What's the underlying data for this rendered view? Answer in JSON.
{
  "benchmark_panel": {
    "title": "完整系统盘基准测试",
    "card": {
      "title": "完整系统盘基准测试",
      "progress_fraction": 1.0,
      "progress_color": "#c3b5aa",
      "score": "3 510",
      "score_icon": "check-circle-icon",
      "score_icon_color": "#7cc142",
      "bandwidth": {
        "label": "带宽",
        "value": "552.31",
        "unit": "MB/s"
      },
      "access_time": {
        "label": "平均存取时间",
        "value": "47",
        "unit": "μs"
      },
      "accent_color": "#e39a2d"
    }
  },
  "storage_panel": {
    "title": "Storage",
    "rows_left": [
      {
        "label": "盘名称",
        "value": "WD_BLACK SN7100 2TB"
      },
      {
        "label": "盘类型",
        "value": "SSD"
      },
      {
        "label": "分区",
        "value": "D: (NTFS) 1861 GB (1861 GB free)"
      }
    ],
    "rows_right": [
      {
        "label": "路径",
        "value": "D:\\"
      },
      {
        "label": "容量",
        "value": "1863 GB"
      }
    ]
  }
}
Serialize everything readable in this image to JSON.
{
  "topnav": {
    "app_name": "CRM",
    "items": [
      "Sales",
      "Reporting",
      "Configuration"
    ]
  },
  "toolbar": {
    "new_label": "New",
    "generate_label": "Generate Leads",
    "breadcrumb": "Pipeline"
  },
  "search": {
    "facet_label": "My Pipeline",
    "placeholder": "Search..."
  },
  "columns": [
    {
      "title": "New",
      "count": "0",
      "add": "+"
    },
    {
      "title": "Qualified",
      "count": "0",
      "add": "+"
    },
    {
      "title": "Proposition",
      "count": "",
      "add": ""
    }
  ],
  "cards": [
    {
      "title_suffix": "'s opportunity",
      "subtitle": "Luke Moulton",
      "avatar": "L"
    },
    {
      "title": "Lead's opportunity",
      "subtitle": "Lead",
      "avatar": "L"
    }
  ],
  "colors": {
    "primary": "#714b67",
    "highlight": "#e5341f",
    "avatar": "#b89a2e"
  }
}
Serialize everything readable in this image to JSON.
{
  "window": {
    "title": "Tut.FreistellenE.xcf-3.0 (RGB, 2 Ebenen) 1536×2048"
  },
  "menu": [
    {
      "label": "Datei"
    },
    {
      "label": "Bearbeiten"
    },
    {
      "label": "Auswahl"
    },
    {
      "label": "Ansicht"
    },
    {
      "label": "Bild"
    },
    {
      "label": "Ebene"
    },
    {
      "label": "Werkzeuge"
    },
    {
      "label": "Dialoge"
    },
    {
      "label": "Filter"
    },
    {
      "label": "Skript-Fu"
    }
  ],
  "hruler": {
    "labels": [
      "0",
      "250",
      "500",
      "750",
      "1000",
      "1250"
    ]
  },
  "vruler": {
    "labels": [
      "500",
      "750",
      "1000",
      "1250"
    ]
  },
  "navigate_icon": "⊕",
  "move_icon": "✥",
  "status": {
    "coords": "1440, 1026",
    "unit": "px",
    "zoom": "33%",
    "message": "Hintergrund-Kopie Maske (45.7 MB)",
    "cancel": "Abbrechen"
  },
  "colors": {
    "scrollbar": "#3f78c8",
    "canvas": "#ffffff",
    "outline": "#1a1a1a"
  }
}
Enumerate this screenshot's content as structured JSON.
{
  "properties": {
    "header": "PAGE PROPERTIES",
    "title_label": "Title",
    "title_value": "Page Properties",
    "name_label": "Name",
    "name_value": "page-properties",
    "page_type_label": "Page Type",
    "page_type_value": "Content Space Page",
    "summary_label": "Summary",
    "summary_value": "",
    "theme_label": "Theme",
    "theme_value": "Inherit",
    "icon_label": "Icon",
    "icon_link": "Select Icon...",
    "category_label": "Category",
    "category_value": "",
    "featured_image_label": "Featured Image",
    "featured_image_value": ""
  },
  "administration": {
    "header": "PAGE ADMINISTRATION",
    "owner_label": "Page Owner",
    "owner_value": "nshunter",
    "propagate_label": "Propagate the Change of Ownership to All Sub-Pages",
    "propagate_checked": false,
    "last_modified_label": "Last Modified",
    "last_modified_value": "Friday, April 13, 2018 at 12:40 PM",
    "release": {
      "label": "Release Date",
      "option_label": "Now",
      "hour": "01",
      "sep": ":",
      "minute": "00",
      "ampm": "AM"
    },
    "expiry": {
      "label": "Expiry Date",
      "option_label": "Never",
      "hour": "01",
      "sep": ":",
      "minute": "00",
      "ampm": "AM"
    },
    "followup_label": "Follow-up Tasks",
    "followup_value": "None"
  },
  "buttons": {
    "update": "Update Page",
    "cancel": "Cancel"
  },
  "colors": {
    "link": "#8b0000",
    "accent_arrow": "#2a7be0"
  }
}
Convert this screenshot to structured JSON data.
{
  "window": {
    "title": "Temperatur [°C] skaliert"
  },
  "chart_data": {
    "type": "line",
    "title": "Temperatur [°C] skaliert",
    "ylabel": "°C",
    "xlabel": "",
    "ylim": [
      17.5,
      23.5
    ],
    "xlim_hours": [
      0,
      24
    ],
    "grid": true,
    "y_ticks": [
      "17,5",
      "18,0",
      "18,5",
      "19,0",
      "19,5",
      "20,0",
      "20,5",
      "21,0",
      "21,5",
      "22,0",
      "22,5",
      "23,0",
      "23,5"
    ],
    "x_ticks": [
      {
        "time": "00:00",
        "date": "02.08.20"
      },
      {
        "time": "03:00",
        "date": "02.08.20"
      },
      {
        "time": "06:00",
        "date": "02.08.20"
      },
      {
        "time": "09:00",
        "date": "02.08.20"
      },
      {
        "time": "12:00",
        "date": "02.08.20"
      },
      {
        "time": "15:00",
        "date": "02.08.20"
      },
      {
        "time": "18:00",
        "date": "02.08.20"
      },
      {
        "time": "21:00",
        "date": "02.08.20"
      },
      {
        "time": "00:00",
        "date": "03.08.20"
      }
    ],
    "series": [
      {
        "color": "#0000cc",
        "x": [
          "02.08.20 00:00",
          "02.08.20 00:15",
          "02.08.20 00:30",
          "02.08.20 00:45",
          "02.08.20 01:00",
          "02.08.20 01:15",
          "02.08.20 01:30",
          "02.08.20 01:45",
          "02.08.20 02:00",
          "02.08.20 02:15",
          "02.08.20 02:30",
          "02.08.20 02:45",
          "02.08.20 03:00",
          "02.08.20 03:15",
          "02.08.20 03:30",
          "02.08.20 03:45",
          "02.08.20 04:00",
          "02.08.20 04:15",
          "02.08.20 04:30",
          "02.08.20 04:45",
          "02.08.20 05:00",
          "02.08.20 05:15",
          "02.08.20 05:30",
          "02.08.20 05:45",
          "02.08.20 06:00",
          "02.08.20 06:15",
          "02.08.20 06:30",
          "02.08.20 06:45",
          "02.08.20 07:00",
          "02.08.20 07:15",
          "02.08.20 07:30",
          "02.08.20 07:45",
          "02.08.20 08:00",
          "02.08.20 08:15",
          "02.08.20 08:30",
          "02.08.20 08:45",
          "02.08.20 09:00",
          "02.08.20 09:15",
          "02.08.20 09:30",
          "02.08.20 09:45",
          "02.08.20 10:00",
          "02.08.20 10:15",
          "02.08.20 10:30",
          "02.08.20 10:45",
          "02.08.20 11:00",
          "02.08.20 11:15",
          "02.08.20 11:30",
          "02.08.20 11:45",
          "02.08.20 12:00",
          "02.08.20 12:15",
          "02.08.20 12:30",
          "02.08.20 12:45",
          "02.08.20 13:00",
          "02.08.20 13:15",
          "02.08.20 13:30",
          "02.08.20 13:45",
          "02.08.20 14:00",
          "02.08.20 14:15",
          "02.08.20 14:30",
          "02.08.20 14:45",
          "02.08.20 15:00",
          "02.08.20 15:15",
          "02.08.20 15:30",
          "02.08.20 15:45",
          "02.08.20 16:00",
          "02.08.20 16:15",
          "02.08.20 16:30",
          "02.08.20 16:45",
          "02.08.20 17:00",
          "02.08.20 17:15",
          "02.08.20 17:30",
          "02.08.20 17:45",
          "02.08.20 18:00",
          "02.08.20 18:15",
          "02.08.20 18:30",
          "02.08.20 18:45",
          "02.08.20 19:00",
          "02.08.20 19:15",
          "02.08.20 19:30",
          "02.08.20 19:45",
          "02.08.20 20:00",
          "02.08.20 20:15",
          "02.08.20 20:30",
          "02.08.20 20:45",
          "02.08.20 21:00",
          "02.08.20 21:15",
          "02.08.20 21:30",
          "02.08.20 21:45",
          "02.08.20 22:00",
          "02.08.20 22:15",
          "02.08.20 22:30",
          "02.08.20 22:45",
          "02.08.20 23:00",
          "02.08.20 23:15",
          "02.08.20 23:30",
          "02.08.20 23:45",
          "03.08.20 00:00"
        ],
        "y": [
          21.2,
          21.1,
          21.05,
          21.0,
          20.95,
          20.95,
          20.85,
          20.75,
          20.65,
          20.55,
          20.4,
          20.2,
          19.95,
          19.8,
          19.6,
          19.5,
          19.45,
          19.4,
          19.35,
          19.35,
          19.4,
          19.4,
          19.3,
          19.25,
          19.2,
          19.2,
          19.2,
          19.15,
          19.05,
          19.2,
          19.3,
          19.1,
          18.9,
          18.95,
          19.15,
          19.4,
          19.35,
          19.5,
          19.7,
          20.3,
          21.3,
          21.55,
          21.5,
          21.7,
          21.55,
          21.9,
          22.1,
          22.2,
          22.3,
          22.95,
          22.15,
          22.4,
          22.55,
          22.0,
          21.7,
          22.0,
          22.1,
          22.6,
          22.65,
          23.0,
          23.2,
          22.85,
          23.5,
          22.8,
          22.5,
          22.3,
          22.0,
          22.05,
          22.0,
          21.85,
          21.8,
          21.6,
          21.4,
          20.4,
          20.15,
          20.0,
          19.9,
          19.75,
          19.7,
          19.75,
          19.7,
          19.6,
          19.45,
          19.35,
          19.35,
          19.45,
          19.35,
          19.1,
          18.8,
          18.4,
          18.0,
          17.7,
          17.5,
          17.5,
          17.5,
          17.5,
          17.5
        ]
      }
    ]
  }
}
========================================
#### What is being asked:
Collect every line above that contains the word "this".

#### Response below:
What's the underlying data for this rendered view? Answer in JSON.
Serialize everything readable in this image to JSON.
Serialize everything readable in this image to JSON.
Enumerate this screenshot's content as structured JSON.
Convert this screenshot to structured JSON data.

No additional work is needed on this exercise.